Change Agent of the Day: Gary Stager on Seymour Papert

Happy hump day, change agents!

Wednesday is the hump in the work week, the day when we start looking toward the weekend ahead and to consider what we can reasonably accomplish with the rest of our work week given where we stand at midweek and what we expect of ourselves – and others expect of us – on both the work and family fronts.

Assessing where we currently stand on the hypothetical “change scale” is the subject of today’s brief post.

In highlighting “What’s Transforming Teaching and Learning Today,” as I strive to do in this virtual space as regularly as possible, I have neglected to mention the efforts of one particularly important and often overlooked change agent who has a lot to say about where we currently stand: Dr. Seymour Papert.

Much earlier than most, Papert embraced epistemological pluralism and the empathetic notion that computers can empower each individual learner to find ways best suited to him/herself to learn new skills and material.

As Papert predicted, though, the traditional unidirectional teaching paradigm – lecture based, paper-wasting, and privileging primarily those with the courage to raise their hands for their all-knowing teacher – is alive and well in our schools. What exists in schools today is primarily sporadic and idiosyncratic technology integration more geared toward Substitution and Augmentation rather than actual Modification or Redefinition on Ruben Puentadura’s SAMR model.
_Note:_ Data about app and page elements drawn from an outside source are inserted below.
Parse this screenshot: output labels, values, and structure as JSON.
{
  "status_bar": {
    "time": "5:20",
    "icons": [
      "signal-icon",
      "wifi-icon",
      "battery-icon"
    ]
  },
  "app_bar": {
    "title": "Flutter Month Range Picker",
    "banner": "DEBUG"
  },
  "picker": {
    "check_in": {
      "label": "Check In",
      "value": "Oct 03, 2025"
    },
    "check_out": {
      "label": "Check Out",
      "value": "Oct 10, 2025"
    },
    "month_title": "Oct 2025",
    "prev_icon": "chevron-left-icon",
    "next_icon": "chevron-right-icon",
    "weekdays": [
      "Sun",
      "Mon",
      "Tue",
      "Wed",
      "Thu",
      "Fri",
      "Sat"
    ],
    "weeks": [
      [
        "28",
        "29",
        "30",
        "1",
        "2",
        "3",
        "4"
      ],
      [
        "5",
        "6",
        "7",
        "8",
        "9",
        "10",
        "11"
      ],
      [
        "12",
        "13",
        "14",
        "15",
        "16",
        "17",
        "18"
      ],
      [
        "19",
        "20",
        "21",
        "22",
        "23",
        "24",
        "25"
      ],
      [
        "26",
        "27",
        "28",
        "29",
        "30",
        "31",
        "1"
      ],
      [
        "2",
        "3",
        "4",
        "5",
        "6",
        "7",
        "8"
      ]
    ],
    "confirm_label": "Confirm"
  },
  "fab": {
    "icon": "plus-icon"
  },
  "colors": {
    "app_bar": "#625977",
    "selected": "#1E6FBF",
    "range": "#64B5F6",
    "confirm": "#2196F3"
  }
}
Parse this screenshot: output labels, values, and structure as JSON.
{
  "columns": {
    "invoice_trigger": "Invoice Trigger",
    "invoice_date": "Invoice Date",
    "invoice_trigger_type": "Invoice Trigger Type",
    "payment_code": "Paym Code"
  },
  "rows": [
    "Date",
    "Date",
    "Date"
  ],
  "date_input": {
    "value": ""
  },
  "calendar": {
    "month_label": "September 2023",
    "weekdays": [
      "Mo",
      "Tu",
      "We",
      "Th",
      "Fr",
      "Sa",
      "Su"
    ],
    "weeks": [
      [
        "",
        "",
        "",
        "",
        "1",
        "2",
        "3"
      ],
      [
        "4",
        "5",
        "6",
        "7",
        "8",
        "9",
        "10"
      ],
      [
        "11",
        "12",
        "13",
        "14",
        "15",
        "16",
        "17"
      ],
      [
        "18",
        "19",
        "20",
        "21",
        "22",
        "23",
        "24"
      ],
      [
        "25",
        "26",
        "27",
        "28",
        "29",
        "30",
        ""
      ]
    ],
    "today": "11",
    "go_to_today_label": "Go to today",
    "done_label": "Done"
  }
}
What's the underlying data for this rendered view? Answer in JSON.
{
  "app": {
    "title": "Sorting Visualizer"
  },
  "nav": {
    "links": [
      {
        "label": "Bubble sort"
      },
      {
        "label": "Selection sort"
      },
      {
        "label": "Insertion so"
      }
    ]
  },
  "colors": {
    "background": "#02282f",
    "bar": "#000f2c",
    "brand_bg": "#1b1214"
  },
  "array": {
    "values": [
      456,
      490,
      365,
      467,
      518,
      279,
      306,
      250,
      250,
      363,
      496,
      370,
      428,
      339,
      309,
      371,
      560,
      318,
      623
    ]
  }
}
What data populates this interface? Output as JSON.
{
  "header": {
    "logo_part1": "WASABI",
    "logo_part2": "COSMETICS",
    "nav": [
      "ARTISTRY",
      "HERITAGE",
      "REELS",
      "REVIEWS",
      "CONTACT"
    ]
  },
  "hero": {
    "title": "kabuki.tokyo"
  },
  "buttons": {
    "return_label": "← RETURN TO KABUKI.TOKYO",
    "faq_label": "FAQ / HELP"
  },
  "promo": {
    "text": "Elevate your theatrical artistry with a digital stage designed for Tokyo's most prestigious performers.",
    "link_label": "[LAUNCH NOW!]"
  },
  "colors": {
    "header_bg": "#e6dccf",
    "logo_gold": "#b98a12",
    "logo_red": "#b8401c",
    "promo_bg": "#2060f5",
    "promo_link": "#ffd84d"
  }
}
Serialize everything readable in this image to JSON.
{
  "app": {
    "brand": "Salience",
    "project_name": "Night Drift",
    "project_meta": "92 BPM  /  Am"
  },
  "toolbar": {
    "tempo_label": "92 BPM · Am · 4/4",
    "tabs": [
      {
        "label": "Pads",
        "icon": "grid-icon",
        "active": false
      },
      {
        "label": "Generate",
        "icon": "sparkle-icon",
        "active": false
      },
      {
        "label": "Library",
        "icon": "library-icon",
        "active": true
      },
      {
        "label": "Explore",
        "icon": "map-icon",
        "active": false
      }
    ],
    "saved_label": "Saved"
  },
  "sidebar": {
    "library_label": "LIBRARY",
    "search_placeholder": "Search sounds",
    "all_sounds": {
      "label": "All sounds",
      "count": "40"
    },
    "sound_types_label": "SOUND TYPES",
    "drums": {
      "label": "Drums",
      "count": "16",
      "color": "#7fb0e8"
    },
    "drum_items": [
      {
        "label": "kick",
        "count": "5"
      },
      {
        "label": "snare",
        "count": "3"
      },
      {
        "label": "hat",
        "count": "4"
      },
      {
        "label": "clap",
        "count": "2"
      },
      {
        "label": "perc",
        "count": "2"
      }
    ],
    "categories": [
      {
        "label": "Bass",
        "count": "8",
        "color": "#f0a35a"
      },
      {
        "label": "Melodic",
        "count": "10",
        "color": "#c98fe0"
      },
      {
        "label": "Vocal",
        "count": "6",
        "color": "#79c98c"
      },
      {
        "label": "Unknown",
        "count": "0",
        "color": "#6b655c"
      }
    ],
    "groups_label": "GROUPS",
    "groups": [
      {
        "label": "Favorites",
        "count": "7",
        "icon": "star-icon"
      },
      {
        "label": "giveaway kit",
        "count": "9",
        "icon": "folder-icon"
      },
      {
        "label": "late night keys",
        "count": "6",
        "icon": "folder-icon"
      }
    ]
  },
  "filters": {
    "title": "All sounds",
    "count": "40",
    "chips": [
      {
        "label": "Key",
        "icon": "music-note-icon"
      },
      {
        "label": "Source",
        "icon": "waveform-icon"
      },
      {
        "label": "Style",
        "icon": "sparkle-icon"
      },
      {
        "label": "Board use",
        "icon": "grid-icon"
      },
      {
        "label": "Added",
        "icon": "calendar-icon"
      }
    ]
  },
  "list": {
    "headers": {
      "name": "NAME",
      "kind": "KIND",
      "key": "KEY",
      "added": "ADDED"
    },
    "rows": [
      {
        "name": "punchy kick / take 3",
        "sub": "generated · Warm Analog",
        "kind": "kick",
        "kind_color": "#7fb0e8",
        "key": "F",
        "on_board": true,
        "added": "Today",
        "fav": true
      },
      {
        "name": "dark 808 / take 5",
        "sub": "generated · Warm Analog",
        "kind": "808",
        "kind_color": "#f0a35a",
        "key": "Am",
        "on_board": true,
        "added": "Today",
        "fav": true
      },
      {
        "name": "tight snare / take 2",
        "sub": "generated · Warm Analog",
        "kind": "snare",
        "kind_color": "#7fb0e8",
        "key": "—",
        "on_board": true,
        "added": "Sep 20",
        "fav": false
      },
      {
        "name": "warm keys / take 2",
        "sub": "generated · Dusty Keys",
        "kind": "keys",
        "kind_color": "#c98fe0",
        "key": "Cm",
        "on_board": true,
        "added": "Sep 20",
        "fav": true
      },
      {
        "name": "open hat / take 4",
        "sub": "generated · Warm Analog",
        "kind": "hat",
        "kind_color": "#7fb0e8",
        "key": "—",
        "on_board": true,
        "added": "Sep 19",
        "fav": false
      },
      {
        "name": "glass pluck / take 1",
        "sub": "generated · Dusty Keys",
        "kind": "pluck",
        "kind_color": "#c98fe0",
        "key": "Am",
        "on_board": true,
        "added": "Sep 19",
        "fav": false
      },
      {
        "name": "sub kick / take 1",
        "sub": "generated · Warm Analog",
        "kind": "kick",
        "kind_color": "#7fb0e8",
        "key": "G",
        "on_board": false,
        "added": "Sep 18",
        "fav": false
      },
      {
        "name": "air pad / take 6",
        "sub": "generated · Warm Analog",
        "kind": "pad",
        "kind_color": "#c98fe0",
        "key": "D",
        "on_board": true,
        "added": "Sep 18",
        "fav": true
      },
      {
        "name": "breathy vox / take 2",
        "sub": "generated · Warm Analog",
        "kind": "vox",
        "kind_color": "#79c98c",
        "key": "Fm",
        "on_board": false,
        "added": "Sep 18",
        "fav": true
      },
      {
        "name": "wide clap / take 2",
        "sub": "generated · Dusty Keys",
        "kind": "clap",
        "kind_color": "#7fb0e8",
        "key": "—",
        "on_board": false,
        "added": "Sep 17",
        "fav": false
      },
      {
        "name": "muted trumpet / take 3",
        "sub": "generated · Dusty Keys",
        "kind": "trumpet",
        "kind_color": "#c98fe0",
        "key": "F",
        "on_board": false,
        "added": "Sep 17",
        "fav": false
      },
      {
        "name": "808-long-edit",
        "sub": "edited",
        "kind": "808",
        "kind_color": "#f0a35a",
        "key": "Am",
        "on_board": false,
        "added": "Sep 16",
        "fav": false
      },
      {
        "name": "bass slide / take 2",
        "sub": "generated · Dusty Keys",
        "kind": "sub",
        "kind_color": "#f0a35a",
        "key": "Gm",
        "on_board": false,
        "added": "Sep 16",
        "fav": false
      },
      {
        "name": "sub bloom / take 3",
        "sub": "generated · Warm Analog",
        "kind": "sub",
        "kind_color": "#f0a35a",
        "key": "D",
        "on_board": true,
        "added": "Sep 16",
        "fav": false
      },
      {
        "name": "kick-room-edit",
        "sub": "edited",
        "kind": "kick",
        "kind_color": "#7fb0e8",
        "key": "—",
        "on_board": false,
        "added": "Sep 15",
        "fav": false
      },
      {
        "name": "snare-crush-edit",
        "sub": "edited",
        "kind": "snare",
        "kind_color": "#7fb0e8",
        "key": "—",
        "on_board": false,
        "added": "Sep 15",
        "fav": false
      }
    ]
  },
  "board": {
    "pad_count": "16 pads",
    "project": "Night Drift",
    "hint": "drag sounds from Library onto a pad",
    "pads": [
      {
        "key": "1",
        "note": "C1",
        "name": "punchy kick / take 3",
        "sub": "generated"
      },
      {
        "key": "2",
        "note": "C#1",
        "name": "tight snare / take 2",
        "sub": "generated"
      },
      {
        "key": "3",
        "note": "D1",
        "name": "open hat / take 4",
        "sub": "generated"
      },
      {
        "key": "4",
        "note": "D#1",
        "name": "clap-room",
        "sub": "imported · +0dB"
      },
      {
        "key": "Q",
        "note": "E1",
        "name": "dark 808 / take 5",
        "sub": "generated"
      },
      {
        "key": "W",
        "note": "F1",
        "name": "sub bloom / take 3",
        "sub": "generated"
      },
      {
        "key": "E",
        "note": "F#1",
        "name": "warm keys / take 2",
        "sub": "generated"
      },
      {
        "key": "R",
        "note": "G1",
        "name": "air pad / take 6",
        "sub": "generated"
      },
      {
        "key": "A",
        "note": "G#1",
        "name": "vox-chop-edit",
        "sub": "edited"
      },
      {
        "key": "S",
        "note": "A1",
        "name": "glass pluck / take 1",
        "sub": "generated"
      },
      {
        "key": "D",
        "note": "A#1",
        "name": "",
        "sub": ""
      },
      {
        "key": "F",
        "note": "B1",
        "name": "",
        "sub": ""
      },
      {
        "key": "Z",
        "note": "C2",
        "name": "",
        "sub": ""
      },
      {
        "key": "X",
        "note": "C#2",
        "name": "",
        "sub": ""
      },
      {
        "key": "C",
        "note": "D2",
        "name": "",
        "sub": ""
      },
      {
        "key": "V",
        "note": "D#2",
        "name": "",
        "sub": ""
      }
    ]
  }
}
In his TEDx talk entitled “Seymour Papert: Inventor of Everything,” Gary Stager offers a wonderful overview of Papert’s thoughts and body of work, and contemplates “the backlash against modernity and the things that are in the best interests of kids.” Stager defines constructionism, addresses the connections between the thoughts of Papert and John Dewey, and offers case studies of this “backlash against modernity.”

On hump day, I celebrate Gary Stager for highlighting Papert’s important contributions to the change movement. It leaves me with the feeling that I have much to accomplish before taking a weekend rest. Seymour Papert: Inventor of Everything